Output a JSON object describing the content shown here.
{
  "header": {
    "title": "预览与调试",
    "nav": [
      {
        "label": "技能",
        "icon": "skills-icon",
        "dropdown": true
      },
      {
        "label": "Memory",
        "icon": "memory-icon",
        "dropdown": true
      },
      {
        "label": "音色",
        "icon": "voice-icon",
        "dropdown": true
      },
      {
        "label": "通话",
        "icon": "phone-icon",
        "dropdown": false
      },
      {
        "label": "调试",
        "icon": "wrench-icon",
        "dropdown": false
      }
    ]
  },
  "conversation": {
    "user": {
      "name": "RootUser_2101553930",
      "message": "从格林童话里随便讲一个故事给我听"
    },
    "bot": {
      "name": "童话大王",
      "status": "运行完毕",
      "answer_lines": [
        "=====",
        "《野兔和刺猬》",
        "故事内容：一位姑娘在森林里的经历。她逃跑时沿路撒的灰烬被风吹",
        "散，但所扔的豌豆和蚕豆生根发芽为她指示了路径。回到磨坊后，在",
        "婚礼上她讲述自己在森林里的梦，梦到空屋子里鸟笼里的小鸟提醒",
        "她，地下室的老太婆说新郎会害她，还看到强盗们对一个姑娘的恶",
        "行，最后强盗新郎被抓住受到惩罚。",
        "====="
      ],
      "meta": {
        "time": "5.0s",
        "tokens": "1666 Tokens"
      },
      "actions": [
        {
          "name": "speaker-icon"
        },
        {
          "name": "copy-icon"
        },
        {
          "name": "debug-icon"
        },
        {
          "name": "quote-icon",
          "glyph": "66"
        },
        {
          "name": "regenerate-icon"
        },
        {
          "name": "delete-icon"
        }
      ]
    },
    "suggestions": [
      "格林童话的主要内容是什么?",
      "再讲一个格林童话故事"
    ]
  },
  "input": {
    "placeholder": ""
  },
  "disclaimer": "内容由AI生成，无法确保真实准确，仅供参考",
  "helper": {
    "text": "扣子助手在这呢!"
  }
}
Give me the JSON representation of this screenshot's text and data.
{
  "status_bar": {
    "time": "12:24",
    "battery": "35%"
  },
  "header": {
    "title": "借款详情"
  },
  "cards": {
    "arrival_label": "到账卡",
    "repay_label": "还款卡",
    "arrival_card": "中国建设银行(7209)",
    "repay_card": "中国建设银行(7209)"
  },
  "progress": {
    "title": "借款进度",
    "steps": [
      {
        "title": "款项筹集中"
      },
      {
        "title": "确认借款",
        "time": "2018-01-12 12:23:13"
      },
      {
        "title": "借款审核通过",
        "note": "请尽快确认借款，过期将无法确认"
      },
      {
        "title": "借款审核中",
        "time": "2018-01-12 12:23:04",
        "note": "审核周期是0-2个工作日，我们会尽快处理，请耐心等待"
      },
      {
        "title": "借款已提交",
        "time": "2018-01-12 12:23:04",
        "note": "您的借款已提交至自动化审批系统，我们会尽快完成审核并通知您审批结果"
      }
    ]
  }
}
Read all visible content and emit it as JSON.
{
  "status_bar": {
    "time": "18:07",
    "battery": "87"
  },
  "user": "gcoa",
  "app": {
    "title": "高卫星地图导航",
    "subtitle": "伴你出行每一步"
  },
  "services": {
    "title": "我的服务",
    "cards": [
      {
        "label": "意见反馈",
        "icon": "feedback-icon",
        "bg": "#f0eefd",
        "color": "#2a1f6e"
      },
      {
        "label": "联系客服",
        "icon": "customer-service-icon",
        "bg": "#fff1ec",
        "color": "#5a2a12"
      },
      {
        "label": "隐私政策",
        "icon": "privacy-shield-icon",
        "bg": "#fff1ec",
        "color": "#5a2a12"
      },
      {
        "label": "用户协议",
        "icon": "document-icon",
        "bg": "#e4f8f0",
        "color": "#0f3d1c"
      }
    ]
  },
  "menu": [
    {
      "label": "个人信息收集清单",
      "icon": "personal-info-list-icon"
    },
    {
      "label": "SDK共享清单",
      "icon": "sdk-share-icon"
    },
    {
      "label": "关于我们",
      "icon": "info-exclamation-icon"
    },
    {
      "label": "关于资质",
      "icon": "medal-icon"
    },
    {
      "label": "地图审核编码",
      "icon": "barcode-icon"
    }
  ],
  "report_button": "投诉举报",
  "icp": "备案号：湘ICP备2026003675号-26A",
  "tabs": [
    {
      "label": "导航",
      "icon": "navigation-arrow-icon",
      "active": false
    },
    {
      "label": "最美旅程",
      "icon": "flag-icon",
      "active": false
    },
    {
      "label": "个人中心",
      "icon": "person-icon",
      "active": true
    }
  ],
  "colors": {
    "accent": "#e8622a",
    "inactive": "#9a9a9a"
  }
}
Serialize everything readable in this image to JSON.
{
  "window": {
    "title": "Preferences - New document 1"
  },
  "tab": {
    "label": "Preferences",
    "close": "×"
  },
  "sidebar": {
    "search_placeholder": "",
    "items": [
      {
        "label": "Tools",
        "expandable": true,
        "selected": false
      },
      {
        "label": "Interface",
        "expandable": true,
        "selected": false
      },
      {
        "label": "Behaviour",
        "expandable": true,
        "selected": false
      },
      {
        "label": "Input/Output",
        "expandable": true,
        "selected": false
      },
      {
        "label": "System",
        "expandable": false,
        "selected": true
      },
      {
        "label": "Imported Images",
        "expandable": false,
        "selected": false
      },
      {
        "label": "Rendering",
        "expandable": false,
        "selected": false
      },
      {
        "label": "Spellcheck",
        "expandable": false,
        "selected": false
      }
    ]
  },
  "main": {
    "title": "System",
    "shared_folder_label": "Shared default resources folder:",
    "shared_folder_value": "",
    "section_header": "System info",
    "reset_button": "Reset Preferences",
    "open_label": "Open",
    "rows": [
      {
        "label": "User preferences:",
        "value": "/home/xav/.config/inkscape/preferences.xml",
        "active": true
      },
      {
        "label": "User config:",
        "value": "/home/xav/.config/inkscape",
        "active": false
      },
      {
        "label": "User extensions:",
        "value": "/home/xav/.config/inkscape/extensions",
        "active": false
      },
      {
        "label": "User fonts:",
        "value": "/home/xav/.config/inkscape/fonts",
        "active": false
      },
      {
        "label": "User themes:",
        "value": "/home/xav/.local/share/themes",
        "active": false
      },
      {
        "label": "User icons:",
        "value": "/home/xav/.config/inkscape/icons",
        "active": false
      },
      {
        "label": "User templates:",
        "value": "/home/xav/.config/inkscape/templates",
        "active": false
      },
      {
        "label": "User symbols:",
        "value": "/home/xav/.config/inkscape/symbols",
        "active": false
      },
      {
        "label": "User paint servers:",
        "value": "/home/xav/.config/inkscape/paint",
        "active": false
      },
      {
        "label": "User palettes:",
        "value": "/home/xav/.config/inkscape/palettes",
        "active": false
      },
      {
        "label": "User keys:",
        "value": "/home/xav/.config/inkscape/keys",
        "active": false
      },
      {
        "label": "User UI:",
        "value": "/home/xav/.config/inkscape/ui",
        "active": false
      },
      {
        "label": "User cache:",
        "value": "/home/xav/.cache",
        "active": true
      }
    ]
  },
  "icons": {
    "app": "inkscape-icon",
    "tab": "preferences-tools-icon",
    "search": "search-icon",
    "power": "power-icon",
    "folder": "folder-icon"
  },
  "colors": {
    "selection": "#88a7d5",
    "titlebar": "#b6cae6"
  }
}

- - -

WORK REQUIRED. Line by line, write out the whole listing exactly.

OUTPUT FOR THIS TASK.
Output a JSON object describing the content shown here.
{
  "header": {
    "title": "预览与调试",
    "nav": [
      {
        "label": "技能",
        "icon": "skills-icon",
        "dropdown": true
      },
      {
        "label": "Memory",
        "icon": "memory-icon",
        "dropdown": true
      },
      {
        "label": "音色",
        "icon": "voice-icon",
        "dropdown": true
      },
      {
        "label": "通话",
        "icon": "phone-icon",
        "dropdown": false
      },
      {
        "label": "调试",
        "icon": "wrench-icon",
        "dropdown": false
      }
    ]
  },
  "conversation": {
    "user": {
      "name": "RootUser_2101553930",
      "message": "从格林童话里随便讲一个故事给我听"
    },
    "bot": {
      "name": "童话大王",
      "status": "运行完毕",
      "answer_lines": [
        "=====",
        "《野兔和刺猬》",
        "故事内容：一位姑娘在森林里的经历。她逃跑时沿路撒的灰烬被风吹",
        "散，但所扔的豌豆和蚕豆生根发芽为她指示了路径。回到磨坊后，在",
        "婚礼上她讲述自己在森林里的梦，梦到空屋子里鸟笼里的小鸟提醒",
        "她，地下室的老太婆说新郎会害她，还看到强盗们对一个姑娘的恶",
        "行，最后强盗新郎被抓住受到惩罚。",
        "====="
      ],
      "meta": {
        "time": "5.0s",
        "tokens": "1666 Tokens"
      },
      "actions": [
        {
          "name": "speaker-icon"
        },
        {
          "name": "copy-icon"
        },
        {
          "name": "debug-icon"
        },
        {
          "name": "quote-icon",
          "glyph": "66"
        },
        {
          "name": "regenerate-icon"
        },
        {
          "name": "delete-icon"
        }
      ]
    },
    "suggestions": [
      "格林童话的主要内容是什么?",
      "再讲一个格林童话故事"
    ]
  },
  "input": {
    "placeholder": ""
  },
  "disclaimer": "内容由AI生成，无法确保真实准确，仅供参考",
  "helper": {
    "text": "扣子助手在这呢!"
  }
}
Give me the JSON representation of this screenshot's text and data.
{
  "status_bar": {
    "time": "12:24",
    "battery": "35%"
  },
  "header": {
    "title": "借款详情"
  },
  "cards": {
    "arrival_label": "到账卡",
    "repay_label": "还款卡",
    "arrival_card": "中国建设银行(7209)",
    "repay_card": "中国建设银行(7209)"
  },
  "progress": {
    "title": "借款进度",
    "steps": [
      {
        "title": "款项筹集中"
      },
      {
        "title": "确认借款",
        "time": "2018-01-12 12:23:13"
      },
      {
        "title": "借款审核通过",
        "note": "请尽快确认借款，过期将无法确认"
      },
      {
        "title": "借款审核中",
        "time": "2018-01-12 12:23:04",
        "note": "审核周期是0-2个工作日，我们会尽快处理，请耐心等待"
      },
      {
        "title": "借款已提交",
        "time": "2018-01-12 12:23:04",
        "note": "您的借款已提交至自动化审批系统，我们会尽快完成审核并通知您审批结果"
      }
    ]
  }
}
Read all visible content and emit it as JSON.
{
  "status_bar": {
    "time": "18:07",
    "battery": "87"
  },
  "user": "gcoa",
  "app": {
    "title": "高卫星地图导航",
    "subtitle": "伴你出行每一步"
  },
  "services": {
    "title": "我的服务",
    "cards": [
      {
        "label": "意见反馈",
        "icon": "feedback-icon",
        "bg": "#f0eefd",
        "color": "#2a1f6e"
      },
      {
        "label": "联系客服",
        "icon": "customer-service-icon",
        "bg": "#fff1ec",
        "color": "#5a2a12"
      },
      {
        "label": "隐私政策",
        "icon": "privacy-shield-icon",
        "bg": "#fff1ec",
        "color": "#5a2a12"
      },
      {
        "label": "用户协议",
        "icon": "document-icon",
        "bg": "#e4f8f0",
        "color": "#0f3d1c"
      }
    ]
  },
  "menu": [
    {
      "label": "个人信息收集清单",
      "icon": "personal-info-list-icon"
    },
    {
      "label": "SDK共享清单",
      "icon": "sdk-share-icon"
    },
    {
      "label": "关于我们",
      "icon": "info-exclamation-icon"
    },
    {
      "label": "关于资质",
      "icon": "medal-icon"
    },
    {
      "label": "地图审核编码",
      "icon": "barcode-icon"
    }
  ],
  "report_button": "投诉举报",
  "icp": "备案号：湘ICP备2026003675号-26A",
  "tabs": [
    {
      "label": "导航",
      "icon": "navigation-arrow-icon",
      "active": false
    },
    {
      "label": "最美旅程",
      "icon": "flag-icon",
      "active": false
    },
    {
      "label": "个人中心",
      "icon": "person-icon",
      "active": true
    }
  ],
  "colors": {
    "accent": "#e8622a",
    "inactive": "#9a9a9a"
  }
}
Serialize everything readable in this image to JSON.
{
  "window": {
    "title": "Preferences - New document 1"
  },
  "tab": {
    "label": "Preferences",
    "close": "×"
  },
  "sidebar": {
    "search_placeholder": "",
    "items": [
      {
        "label": "Tools",
        "expandable": true,
        "selected": false
      },
      {
        "label": "Interface",
        "expandable": true,
        "selected": false
      },
      {
        "label": "Behaviour",
        "expandable": true,
        "selected": false
      },
      {
        "label": "Input/Output",
        "expandable": true,
        "selected": false
      },
      {
        "label": "System",
        "expandable": false,
        "selected": true
      },
      {
        "label": "Imported Images",
        "expandable": false,
        "selected": false
      },
      {
        "label": "Rendering",
        "expandable": false,
        "selected": false
      },
      {
        "label": "Spellcheck",
        "expandable": false,
        "selected": false
      }
    ]
  },
  "main": {
    "title": "System",
    "shared_folder_label": "Shared default resources folder:",
    "shared_folder_value": "",
    "section_header": "System info",
    "reset_button": "Reset Preferences",
    "open_label": "Open",
    "rows": [
      {
        "label": "User preferences:",
        "value": "/home/xav/.config/inkscape/preferences.xml",
        "active": true
      },
      {
        "label": "User config:",
        "value": "/home/xav/.config/inkscape",
        "active": false
      },
      {
        "label": "User extensions:",
        "value": "/home/xav/.config/inkscape/extensions",
        "active": false
      },
      {
        "label": "User fonts:",
        "value": "/home/xav/.config/inkscape/fonts",
        "active": false
      },
      {
        "label": "User themes:",
        "value": "/home/xav/.local/share/themes",
        "active": false
      },
      {
        "label": "User icons:",
        "value": "/home/xav/.config/inkscape/icons",
        "active": false
      },
      {
        "label": "User templates:",
        "value": "/home/xav/.config/inkscape/templates",
        "active": false
      },
      {
        "label": "User symbols:",
        "value": "/home/xav/.config/inkscape/symbols",
        "active": false
      },
      {
        "label": "User paint servers:",
        "value": "/home/xav/.config/inkscape/paint",
        "active": false
      },
      {
        "label": "User palettes:",
        "value": "/home/xav/.config/inkscape/palettes",
        "active": false
      },
      {
        "label": "User keys:",
        "value": "/home/xav/.config/inkscape/keys",
        "active": false
      },
      {
        "label": "User UI:",
        "value": "/home/xav/.config/inkscape/ui",
        "active": false
      },
      {
        "label": "User cache:",
        "value": "/home/xav/.cache",
        "active": true
      }
    ]
  },
  "icons": {
    "app": "inkscape-icon",
    "tab": "preferences-tools-icon",
    "search": "search-icon",
    "power": "power-icon",
    "folder": "folder-icon"
  },
  "colors": {
    "selection": "#88a7d5",
    "titlebar": "#b6cae6"
  }
}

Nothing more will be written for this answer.